Anyway this upped my game considerably because Mrs De Grassi also taught us bits of Greek language and the Russian Alphabet just for the fun of it. Yes, I was that big a geek. (still am) Latin and History were the only two subjects I never worried about my grades in ever. Latin also came with a travel bonus. It was the only language that you got at least a short trip somewhere in California to compete in Junior Classical League conventions and if you won an award my high school Latin teacher, once we moved into her class gave us “A’s” for winning which was good because I was a lazy translator when we read some things like Cicero. Caesar’s commentaries were better but Cicero was just a conservative old stick in the mud that now a days would be a contributor on Fox News. I will always love “Winnie Ille Pu”. I ended up with a 1st in the state of California and two 2nds and a 3rd in Roman History and Daily Life and a 2nd in the state in writing Latin Poetry. And unless you are a pagan those are basically irrelevant modern skills. The only year I lost at Roman History was the year the nuns who made up the tests thought they would trip our school up and lose the Sweepstakes. They only tripped my up because they added the much hated Byzantines into the tests. I studied them the next year, so it only worked once and we won the Sweepstakes anyway even if I lost that year.
I read everything I could get my hands on about Egypt, ancient Rome and the Celts, not so much on Greece because I didn’t like the way they treated their women. Their dogs had more freedom. Didn’t like the Byzantine era at all or much of the history of the Holy Lands either because the more I read, the more I got disenchanted with Christianity and any of the other cults of that era, especially after I figured out the real story of the massacre of Jericho. That did it for me. The whole,” my god says we can steal your land and kill all the men, women and children” because he says so and finding out even later that it was because they worshipped a goddess made it even clearer.

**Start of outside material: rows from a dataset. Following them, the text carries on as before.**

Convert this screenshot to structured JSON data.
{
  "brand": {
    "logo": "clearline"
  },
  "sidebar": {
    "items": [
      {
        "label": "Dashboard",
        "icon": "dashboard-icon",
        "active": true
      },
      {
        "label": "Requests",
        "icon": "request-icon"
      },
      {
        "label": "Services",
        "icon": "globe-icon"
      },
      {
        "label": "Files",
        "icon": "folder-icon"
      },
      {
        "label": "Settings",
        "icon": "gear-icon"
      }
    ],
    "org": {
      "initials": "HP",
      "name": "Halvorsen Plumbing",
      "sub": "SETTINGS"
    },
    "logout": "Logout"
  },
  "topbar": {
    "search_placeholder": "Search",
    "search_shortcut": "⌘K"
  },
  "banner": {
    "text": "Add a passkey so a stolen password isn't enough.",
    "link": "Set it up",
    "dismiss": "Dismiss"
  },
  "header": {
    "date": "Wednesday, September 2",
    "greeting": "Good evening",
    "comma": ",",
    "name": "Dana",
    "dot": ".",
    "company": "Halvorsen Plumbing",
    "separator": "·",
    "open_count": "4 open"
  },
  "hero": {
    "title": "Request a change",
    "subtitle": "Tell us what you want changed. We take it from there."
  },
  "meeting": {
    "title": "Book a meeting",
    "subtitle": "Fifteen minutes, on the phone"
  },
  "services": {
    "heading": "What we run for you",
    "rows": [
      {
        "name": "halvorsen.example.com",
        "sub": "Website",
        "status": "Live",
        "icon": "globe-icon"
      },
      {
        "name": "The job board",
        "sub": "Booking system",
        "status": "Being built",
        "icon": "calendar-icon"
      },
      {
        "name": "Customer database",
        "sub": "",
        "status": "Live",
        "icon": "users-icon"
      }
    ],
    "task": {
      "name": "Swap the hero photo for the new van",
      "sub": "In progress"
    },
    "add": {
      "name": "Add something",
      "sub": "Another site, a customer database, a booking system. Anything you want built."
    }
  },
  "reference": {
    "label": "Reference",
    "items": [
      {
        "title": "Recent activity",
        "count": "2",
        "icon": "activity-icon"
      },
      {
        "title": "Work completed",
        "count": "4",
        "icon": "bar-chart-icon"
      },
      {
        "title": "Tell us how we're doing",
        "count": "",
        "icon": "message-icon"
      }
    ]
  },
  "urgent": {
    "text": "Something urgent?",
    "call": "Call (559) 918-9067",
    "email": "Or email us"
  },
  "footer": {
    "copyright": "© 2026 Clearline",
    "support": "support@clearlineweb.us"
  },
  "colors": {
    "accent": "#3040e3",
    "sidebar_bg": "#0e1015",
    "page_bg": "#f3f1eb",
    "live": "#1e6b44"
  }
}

So over the years I’ve absorbed an incredible lot of information. I thought periodically I’d share some of the stuff I’ve learned over the years.
I never became an archeologist because a woman archeologist from UCLA, came to speak with us back in the “70’s told me to forget about it unless my daddy was rich. Dad being a Glendale school teacher in the 2nd lowest paying district in the state was a bit of a reality check. I will always wonder if the woman who came to speak to our class was Maria Gimbutas because she did have an accent and was at UCLA at the time but I guess I will never know.
That didn’t stop my fierce interest and even now when I’m feeling lazy in reading, ancient history is my drug of choice in murder mysteries that take place in ancient times like those by Lynda Robinson, Lynn Haney, Lindsay Davis, Peter Treymayne (AKA Peter Beresford Ellis) and Steven Saylor. I think Lindsay Davis is my favourite though.
Anyway, ready or not, here some of it comes later today.